At a CLUB: DEEP Tokyo event earlier this year, Yoon Young Kim had a chance to fight in the DREAM Welterweight tournament. Kim was matched up in a tourney eliminator with Yuya Shirai, which he ended up losing by rear naked choke in round three. Since that time, Kim has had two first round submission wins over Ken Hamamura and Kosei Kubota. Kim is a tall, lanky fighter who will have the reach advantage over Gono. Gono may have slight problems with Kim’s reach but Gono is a better striker. Kim is also decent with submissions, but Gono is a better grappler. Basically, Kim is a good fighter but Gono is in a different class.

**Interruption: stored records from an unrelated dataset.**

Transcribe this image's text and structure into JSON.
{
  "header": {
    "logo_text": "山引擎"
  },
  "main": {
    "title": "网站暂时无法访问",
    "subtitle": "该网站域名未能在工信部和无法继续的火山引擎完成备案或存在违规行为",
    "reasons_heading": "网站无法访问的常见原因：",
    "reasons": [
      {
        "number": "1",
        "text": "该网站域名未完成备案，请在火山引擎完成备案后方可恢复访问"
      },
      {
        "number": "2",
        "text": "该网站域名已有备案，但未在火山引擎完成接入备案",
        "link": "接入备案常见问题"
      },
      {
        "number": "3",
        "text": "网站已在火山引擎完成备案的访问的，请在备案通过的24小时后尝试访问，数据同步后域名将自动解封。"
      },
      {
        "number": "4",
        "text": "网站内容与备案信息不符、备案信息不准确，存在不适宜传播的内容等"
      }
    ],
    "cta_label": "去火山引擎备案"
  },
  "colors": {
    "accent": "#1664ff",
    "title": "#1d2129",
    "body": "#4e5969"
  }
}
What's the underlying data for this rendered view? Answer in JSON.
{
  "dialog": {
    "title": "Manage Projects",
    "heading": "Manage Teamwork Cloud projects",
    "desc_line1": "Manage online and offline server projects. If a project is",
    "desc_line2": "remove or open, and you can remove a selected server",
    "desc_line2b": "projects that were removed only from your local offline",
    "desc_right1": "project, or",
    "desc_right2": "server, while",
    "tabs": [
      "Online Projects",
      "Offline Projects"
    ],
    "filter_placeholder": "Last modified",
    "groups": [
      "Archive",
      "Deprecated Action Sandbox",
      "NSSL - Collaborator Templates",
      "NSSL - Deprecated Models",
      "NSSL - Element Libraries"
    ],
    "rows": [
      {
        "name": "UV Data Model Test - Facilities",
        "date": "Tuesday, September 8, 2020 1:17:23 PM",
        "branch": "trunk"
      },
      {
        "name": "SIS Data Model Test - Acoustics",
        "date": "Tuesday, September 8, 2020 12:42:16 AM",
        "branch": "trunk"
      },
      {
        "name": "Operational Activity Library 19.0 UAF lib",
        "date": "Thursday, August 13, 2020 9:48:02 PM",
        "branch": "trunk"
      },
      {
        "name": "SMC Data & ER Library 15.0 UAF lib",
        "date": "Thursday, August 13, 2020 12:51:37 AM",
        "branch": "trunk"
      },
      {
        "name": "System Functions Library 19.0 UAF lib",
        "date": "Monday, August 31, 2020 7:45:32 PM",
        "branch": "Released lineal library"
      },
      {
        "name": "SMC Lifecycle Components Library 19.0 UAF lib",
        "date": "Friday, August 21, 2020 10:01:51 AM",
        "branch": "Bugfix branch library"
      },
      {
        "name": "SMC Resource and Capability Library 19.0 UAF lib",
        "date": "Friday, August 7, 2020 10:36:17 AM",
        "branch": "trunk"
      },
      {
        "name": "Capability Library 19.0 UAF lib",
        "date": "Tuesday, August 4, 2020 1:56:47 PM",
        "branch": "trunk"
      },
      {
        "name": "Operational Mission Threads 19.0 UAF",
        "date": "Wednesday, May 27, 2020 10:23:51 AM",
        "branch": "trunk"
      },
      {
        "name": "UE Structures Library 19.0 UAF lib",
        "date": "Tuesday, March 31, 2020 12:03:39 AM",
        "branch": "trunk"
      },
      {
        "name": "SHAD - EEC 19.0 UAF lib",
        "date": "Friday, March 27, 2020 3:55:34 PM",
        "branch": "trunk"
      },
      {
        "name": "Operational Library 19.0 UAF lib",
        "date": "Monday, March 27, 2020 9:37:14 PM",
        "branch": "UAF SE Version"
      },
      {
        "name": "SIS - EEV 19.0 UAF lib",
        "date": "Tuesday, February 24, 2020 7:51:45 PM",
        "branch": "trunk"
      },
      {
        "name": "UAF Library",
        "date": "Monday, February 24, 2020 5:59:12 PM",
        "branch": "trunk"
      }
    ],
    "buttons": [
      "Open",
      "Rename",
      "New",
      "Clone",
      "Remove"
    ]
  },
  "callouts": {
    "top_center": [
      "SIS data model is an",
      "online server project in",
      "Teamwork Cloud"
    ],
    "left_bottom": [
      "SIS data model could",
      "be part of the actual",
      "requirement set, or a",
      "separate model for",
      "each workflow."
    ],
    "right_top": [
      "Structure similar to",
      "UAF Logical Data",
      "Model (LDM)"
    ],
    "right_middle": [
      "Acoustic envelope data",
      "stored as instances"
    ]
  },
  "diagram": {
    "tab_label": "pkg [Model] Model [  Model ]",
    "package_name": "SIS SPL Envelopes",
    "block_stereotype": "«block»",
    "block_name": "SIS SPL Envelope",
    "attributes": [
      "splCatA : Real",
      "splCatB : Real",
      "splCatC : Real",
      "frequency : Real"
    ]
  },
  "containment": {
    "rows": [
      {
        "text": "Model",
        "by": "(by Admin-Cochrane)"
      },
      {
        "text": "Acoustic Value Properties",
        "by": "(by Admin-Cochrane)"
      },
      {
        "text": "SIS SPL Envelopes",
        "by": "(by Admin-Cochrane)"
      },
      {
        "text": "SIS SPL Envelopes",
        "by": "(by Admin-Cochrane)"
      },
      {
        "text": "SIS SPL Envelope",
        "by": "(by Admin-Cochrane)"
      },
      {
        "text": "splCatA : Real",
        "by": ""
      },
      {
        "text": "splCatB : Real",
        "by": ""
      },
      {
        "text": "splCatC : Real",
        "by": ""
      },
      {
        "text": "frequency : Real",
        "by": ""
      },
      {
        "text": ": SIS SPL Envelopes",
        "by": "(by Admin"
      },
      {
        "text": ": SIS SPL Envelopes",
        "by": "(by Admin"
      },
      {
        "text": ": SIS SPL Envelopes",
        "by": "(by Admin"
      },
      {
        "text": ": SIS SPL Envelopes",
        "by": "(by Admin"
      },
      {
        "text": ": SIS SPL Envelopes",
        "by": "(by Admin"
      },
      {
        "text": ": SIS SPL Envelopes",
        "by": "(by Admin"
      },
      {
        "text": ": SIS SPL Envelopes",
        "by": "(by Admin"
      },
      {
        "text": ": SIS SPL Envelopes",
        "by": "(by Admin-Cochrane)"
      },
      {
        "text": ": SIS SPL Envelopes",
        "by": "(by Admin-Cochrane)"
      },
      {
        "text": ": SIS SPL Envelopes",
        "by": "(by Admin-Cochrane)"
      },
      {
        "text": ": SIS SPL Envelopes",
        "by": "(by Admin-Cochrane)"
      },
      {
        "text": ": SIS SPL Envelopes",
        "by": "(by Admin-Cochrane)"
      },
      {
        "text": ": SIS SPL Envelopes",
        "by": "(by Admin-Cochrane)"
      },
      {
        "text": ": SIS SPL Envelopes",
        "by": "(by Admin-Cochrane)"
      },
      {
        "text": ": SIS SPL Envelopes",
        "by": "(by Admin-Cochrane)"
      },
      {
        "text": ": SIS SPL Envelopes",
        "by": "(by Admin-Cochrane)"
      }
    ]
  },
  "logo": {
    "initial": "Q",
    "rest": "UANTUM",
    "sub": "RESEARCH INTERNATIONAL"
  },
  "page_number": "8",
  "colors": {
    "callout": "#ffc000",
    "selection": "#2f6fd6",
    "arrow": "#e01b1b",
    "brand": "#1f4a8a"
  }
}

Akihiro Gono, man of many nicknames (DJ Gozma, The Japanese Sensation, Japanese Roy Jones Jr. etc.) is back in Sengoku after nearly getting his head kicked out of the ring at Sengoku IX by Dan Hornbuckle. That KO made it three straight losses for Gono. Previous to that fight, he had lost to Dan Hardy and Jon Fitch in the UFC by decision leading him to get cut by the UFC. Gono is an extremely hard fighter to finish. Gono is well versed in both the striking and grappling aspects of MMA, he holds seven wins by TKO and seven wins by submission in his career. Gono should be able to out technique Kim standing and on the mat. As earlier suggested, Gono may have some small problems at first with Kim’s reach but once he settles in it should be all one way traffic to Gono.
Prediction - Gono by TKO
Hatsu Hioki vs. Michihiro Omigawa
The featured bout of the evening pits Yoshida Dojo Judoka and Featherweight tournament finalist Michihiro Omigawa against lanky submission expert Hatsu Hioki. The winner of this fight will be the number one contender to Masanori Kanehara’s featherweight belt. Omigawa was the underdog special in the tourney, upsetting LC Davis, Nam Phan and Marlon Sandro. Hioki submitted his first two opponents in the tourney, Chris Manuel and Ronnie Ushiwaka. He then defeated Masanori Kanehara in the semi finals but was concussed doing so, forcing him to withdraw and allow Kanehara to take the belt by defeating Omigawa in the final.
Omigawa seemed to have the judges on his side against Sandro, but honestly the judging at Sengoku IX wasn’t the best. There have been some awful decisions in Sengoku before. Hopefully the decision in the Sandro fight did not downplay the run that Omigawa had in the tourney, being the enormous underdog. Omigawa is a guy who currently has a 7-8-1 record and has a chance to fight for the title again. Doubting Omigawa did not work for me against LC Davis and Nam Phan, but picking against him is the logical decision here. Hioki should be able to outclass Omigawa on the feet and handle him grappling. Omigawa showed some improved striking in his fight against Nam Phan but the reach of Hioki is going to be hard for him to deal with. He will be trying to get inside and eating those leg kicks that Hioki likes to throw. If Omigawa ties up on Hioki maybe he can throw him but he can not dominate Hioki on the ground like he did to LC Davis. Hioki can trouble him off his back and remain the more offensively active fighter.
The pre featherweight tournament favorite, Hatsu Hioki is back after his withdrawal due to a concussion at Sengoku IX in a decision victory over Masanori Kanehara. Hioki has thrown together an impressive resume of wins fighting in organizations such as SHOOTO, TKO and PRIDE. He has defeated the likes of Thierry Quenneville, Jeff Curran, Hideki Kadowaki and Mark Hominick. His last fights have been wins over Chris Manuel, Ronnie Ushiwaka and Masanori Kanehara. His game on the ground while on top and bottom is solid, he can throw up submissions from everywhere. Hioki is very active on the ground. While standing he has a long reach that’s difficult for most fighters to deal with and throws some strong kicks. Against Omigawa, he is going to be the better striker so if it stays on the feet he can win. If Omigawa takes it to the floor, he will be outclassed by the superior grappling of Hioki. This is a match up that Hioki should win, setting up a rematch for the belt with Kanehara.
Prediction - Hioki by decision
By Curt Meyer
ProFighting-fans.com MMA Staff Writer